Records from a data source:
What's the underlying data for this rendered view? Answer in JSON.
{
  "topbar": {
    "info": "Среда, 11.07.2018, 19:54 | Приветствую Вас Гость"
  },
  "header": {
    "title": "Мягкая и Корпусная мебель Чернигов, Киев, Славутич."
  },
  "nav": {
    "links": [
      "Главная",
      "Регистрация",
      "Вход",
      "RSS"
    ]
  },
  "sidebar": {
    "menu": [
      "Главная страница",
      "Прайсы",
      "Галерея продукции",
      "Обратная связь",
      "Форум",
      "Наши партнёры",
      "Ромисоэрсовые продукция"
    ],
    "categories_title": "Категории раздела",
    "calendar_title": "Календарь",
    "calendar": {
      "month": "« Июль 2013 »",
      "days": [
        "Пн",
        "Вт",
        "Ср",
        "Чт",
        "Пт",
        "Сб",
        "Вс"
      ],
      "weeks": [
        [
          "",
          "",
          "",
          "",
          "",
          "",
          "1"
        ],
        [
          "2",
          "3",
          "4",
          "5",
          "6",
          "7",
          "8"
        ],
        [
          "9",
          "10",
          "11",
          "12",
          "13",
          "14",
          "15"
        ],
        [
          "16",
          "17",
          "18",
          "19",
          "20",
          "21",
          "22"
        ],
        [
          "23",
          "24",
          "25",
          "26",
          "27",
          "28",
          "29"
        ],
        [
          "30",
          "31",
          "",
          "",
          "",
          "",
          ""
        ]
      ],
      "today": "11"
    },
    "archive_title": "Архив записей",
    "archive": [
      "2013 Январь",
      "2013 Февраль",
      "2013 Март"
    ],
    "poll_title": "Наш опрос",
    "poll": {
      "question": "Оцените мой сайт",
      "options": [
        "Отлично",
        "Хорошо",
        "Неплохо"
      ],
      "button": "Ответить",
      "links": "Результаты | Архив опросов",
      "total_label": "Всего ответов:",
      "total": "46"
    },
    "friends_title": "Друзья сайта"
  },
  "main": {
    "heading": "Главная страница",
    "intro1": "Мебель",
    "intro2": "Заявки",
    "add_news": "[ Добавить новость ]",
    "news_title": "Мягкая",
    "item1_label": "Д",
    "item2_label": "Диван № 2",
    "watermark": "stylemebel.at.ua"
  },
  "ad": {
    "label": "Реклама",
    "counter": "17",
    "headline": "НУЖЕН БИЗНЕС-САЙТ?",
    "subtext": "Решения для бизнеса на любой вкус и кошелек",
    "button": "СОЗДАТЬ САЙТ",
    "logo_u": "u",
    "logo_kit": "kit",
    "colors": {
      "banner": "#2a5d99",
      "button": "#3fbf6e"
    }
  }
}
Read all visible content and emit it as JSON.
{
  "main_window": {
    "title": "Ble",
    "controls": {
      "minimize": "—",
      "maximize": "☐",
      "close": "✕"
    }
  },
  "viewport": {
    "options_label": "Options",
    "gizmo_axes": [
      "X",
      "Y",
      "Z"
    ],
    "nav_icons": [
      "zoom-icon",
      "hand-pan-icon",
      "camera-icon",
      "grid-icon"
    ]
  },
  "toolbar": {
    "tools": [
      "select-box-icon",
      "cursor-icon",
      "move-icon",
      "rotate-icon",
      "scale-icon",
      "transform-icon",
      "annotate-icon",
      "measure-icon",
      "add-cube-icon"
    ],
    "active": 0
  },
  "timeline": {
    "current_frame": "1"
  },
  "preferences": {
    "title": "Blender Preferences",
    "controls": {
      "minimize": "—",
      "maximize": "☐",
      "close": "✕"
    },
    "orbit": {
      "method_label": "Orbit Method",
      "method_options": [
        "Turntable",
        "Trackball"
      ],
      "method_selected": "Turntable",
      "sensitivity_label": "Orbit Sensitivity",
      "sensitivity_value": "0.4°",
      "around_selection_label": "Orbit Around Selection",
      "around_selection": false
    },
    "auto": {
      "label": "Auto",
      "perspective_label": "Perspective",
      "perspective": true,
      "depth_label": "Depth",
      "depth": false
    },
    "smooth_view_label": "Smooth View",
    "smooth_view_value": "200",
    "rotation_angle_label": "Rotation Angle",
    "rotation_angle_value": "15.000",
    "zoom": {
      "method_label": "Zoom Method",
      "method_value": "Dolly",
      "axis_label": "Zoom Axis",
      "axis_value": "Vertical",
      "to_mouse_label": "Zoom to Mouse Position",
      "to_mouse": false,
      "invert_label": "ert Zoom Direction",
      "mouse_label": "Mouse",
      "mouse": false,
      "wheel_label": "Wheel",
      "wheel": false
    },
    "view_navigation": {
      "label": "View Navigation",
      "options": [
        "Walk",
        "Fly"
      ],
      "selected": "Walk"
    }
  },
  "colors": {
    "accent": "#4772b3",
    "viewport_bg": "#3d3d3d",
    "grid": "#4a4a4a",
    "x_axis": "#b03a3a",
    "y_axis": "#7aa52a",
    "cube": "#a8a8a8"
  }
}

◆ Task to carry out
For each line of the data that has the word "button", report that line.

◆ Answer to this task
      "button": "Ответить",
    "button": "СОЗДАТЬ САЙТ",
      "button": "#3fbf6e"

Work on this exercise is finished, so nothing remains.